Task details.
Print all the records below, word for word and in full.

[Page and application data records]
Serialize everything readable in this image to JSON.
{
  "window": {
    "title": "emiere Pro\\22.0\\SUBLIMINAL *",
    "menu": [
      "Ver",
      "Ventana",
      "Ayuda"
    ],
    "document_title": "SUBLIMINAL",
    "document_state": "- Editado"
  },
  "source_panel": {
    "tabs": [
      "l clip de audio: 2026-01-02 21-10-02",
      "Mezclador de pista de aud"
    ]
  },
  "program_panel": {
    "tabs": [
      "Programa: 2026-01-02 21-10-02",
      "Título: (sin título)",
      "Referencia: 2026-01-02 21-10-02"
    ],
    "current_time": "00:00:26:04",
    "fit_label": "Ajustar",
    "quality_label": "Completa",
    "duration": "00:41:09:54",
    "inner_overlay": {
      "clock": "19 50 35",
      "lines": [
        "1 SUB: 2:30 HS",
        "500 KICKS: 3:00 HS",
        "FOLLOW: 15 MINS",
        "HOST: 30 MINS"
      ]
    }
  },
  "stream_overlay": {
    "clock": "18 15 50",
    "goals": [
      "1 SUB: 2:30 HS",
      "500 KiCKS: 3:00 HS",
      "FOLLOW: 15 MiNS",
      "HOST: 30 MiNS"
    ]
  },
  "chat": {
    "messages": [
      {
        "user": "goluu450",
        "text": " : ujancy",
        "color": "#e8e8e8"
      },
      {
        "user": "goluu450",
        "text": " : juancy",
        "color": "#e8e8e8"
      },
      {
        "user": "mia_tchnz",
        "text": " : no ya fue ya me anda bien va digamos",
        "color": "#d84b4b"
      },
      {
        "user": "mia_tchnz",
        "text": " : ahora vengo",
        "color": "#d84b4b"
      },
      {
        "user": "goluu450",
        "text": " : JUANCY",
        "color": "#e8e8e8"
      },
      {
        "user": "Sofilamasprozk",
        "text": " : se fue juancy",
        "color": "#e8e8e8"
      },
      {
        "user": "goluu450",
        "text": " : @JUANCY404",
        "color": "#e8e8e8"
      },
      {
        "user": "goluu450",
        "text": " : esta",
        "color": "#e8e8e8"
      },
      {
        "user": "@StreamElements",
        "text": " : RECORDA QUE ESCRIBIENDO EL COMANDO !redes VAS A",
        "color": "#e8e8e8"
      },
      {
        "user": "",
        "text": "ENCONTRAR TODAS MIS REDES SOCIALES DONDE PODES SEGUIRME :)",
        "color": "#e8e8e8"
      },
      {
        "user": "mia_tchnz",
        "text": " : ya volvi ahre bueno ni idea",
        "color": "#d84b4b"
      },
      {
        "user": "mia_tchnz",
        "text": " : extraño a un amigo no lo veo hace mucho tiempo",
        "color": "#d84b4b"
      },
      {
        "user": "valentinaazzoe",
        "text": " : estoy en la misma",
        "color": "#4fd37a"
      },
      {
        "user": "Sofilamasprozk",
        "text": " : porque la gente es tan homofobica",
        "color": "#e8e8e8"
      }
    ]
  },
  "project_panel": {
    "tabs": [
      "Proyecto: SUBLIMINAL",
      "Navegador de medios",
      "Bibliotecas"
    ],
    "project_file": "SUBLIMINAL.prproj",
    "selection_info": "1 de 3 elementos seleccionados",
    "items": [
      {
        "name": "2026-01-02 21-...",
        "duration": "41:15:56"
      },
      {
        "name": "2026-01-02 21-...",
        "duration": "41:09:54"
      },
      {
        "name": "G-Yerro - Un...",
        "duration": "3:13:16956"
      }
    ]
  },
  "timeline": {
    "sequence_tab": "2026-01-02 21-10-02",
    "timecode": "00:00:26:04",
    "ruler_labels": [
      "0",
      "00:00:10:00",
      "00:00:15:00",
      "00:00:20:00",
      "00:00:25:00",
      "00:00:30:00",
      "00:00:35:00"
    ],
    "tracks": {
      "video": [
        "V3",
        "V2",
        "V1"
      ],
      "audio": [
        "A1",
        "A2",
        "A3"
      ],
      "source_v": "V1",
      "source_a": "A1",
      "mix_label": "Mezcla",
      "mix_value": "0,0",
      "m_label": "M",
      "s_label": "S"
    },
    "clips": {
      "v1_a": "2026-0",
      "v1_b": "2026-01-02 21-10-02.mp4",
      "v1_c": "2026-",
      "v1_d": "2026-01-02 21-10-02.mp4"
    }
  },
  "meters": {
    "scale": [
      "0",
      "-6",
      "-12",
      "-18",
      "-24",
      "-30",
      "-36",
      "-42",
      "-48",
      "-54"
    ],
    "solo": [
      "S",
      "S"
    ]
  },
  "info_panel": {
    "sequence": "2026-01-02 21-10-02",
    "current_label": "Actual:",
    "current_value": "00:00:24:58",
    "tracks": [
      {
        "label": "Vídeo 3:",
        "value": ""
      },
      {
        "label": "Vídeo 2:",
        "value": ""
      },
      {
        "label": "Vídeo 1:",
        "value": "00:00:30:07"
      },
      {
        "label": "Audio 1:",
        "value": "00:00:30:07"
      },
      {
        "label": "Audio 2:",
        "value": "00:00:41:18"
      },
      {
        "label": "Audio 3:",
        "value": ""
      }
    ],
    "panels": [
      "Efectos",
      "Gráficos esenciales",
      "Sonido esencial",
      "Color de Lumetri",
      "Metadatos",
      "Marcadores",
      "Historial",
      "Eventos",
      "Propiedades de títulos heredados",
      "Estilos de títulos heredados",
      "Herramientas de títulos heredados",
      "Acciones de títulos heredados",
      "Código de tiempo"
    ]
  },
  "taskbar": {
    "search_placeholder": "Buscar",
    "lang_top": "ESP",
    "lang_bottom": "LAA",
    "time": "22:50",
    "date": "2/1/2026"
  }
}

Expected output.
Serialize everything readable in this image to JSON.
{
  "window": {
    "title": "emiere Pro\\22.0\\SUBLIMINAL *",
    "menu": [
      "Ver",
      "Ventana",
      "Ayuda"
    ],
    "document_title": "SUBLIMINAL",
    "document_state": "- Editado"
  },
  "source_panel": {
    "tabs": [
      "l clip de audio: 2026-01-02 21-10-02",
      "Mezclador de pista de aud"
    ]
  },
  "program_panel": {
    "tabs": [
      "Programa: 2026-01-02 21-10-02",
      "Título: (sin título)",
      "Referencia: 2026-01-02 21-10-02"
    ],
    "current_time": "00:00:26:04",
    "fit_label": "Ajustar",
    "quality_label": "Completa",
    "duration": "00:41:09:54",
    "inner_overlay": {
      "clock": "19 50 35",
      "lines": [
        "1 SUB: 2:30 HS",
        "500 KICKS: 3:00 HS",
        "FOLLOW: 15 MINS",
        "HOST: 30 MINS"
      ]
    }
  },
  "stream_overlay": {
    "clock": "18 15 50",
    "goals": [
      "1 SUB: 2:30 HS",
      "500 KiCKS: 3:00 HS",
      "FOLLOW: 15 MiNS",
      "HOST: 30 MiNS"
    ]
  },
  "chat": {
    "messages": [
      {
        "user": "goluu450",
        "text": " : ujancy",
        "color": "#e8e8e8"
      },
      {
        "user": "goluu450",
        "text": " : juancy",
        "color": "#e8e8e8"
      },
      {
        "user": "mia_tchnz",
        "text": " : no ya fue ya me anda bien va digamos",
        "color": "#d84b4b"
      },
      {
        "user": "mia_tchnz",
        "text": " : ahora vengo",
        "color": "#d84b4b"
      },
      {
        "user": "goluu450",
        "text": " : JUANCY",
        "color": "#e8e8e8"
      },
      {
        "user": "Sofilamasprozk",
        "text": " : se fue juancy",
        "color": "#e8e8e8"
      },
      {
        "user": "goluu450",
        "text": " : @JUANCY404",
        "color": "#e8e8e8"
      },
      {
        "user": "goluu450",
        "text": " : esta",
        "color": "#e8e8e8"
      },
      {
        "user": "@StreamElements",
        "text": " : RECORDA QUE ESCRIBIENDO EL COMANDO !redes VAS A",
        "color": "#e8e8e8"
      },
      {
        "user": "",
        "text": "ENCONTRAR TODAS MIS REDES SOCIALES DONDE PODES SEGUIRME :)",
        "color": "#e8e8e8"
      },
      {
        "user": "mia_tchnz",
        "text": " : ya volvi ahre bueno ni idea",
        "color": "#d84b4b"
      },
      {
        "user": "mia_tchnz",
        "text": " : extraño a un amigo no lo veo hace mucho tiempo",
        "color": "#d84b4b"
      },
      {
        "user": "valentinaazzoe",
        "text": " : estoy en la misma",
        "color": "#4fd37a"
      },
      {
        "user": "Sofilamasprozk",
        "text": " : porque la gente es tan homofobica",
        "color": "#e8e8e8"
      }
    ]
  },
  "project_panel": {
    "tabs": [
      "Proyecto: SUBLIMINAL",
      "Navegador de medios",
      "Bibliotecas"
    ],
    "project_file": "SUBLIMINAL.prproj",
    "selection_info": "1 de 3 elementos seleccionados",
    "items": [
      {
        "name": "2026-01-02 21-...",
        "duration": "41:15:56"
      },
      {
        "name": "2026-01-02 21-...",
        "duration": "41:09:54"
      },
      {
        "name": "G-Yerro - Un...",
        "duration": "3:13:16956"
      }
    ]
  },
  "timeline": {
    "sequence_tab": "2026-01-02 21-10-02",
    "timecode": "00:00:26:04",
    "ruler_labels": [
      "0",
      "00:00:10:00",
      "00:00:15:00",
      "00:00:20:00",
      "00:00:25:00",
      "00:00:30:00",
      "00:00:35:00"
    ],
    "tracks": {
      "video": [
        "V3",
        "V2",
        "V1"
      ],
      "audio": [
        "A1",
        "A2",
        "A3"
      ],
      "source_v": "V1",
      "source_a": "A1",
      "mix_label": "Mezcla",
      "mix_value": "0,0",
      "m_label": "M",
      "s_label": "S"
    },
    "clips": {
      "v1_a": "2026-0",
      "v1_b": "2026-01-02 21-10-02.mp4",
      "v1_c": "2026-",
      "v1_d": "2026-01-02 21-10-02.mp4"
    }
  },
  "meters": {
    "scale": [
      "0",
      "-6",
      "-12",
      "-18",
      "-24",
      "-30",
      "-36",
      "-42",
      "-48",
      "-54"
    ],
    "solo": [
      "S",
      "S"
    ]
  },
  "info_panel": {
    "sequence": "2026-01-02 21-10-02",
    "current_label": "Actual:",
    "current_value": "00:00:24:58",
    "tracks": [
      {
        "label": "Vídeo 3:",
        "value": ""
      },
      {
        "label": "Vídeo 2:",
        "value": ""
      },
      {
        "label": "Vídeo 1:",
        "value": "00:00:30:07"
      },
      {
        "label": "Audio 1:",
        "value": "00:00:30:07"
      },
      {
        "label": "Audio 2:",
        "value": "00:00:41:18"
      },
      {
        "label": "Audio 3:",
        "value": ""
      }
    ],
    "panels": [
      "Efectos",
      "Gráficos esenciales",
      "Sonido esencial",
      "Color de Lumetri",
      "Metadatos",
      "Marcadores",
      "Historial",
      "Eventos",
      "Propiedades de títulos heredados",
      "Estilos de títulos heredados",
      "Herramientas de títulos heredados",
      "Acciones de títulos heredados",
      "Código de tiempo"
    ]
  },
  "taskbar": {
    "search_placeholder": "Buscar",
    "lang_top": "ESP",
    "lang_bottom": "LAA",
    "time": "22:50",
    "date": "2/1/2026"
  }
}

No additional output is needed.